This technology was built in the name of nostalgia but is being used in the name of nonsense.
Last Thursday, genealogy website MyHeritage announced a new tool for animating photos, called Deep Nostalgia. While the tech was intended to let users “bring beloved ancestors back to life” and “experience your family history like never before,” many internet denizens have been finding far less wholesome applications for it.
“So I wanted to know how the recent #DeepLearning facial animations services do with busts and decided to give that botched Christiano Ronaldo statue a spin,” one Twitter user captioned a “#DeeplyDisturbed” video created with the MyHeritage software to show the bronze bust uncannily moving about.

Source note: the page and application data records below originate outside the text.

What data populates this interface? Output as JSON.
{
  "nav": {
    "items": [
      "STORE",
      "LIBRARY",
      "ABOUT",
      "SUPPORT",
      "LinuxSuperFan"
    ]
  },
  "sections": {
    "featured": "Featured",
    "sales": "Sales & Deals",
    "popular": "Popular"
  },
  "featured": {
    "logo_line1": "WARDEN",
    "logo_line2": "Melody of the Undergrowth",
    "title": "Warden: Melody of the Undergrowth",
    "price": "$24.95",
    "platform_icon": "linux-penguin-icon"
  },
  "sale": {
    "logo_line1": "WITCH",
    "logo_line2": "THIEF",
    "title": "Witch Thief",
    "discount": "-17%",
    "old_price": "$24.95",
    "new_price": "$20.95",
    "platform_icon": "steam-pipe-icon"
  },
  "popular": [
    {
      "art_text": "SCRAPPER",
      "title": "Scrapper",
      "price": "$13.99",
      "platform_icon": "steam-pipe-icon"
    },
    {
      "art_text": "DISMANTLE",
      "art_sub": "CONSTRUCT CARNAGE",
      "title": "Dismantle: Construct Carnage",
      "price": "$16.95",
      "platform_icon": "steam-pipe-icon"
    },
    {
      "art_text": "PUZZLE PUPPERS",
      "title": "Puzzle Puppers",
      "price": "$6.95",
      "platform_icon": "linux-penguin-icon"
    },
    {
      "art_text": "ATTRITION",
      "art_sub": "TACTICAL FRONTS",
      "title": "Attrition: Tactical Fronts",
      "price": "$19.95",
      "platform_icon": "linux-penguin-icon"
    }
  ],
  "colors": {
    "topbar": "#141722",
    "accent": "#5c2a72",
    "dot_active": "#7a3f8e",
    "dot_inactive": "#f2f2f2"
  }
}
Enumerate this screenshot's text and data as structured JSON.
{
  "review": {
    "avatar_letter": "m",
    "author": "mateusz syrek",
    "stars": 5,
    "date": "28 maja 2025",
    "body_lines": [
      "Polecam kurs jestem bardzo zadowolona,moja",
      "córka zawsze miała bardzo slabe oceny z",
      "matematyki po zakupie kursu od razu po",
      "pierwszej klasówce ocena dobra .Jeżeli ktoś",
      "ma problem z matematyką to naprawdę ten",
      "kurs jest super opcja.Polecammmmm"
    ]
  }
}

An animated version of the Mona Lisa is less disturbing, but still unsettling.
“Since that #DeepNostalgia thing is gaining popularity, I found something that #InternetNeverForgets,” tweeted another user who experimented with the software to animate Beyoncé’s face mid-performance.
“Frederick Douglass, the mighty abolitionist, was the single most photographed person in the United States during the nineteenth century. Here’s how he might’ve looked in motion. Brace yourself and press play,” tweeted a user who decided to use the tool for something closer to its intended purpose.
MyHeritage is aware that the tool — which uses tech developed by deep-learning company D-ID — could thrust photos deep into weird territory.
“Some people love the Deep Nostalgia feature and consider it magical, while others find it creepy and dislike it,” the company wrote in an FAQ section. “Indeed, the results can be controversial and it’s hard to stay indifferent to this technology.”
With that in mind, MyHeritage invites users to “please use this feature on your own historical photos and not on photos featuring living people without their permission.” Moreover, the ability to include speech in the videos has purposefully not been included in order to “prevent abuse.”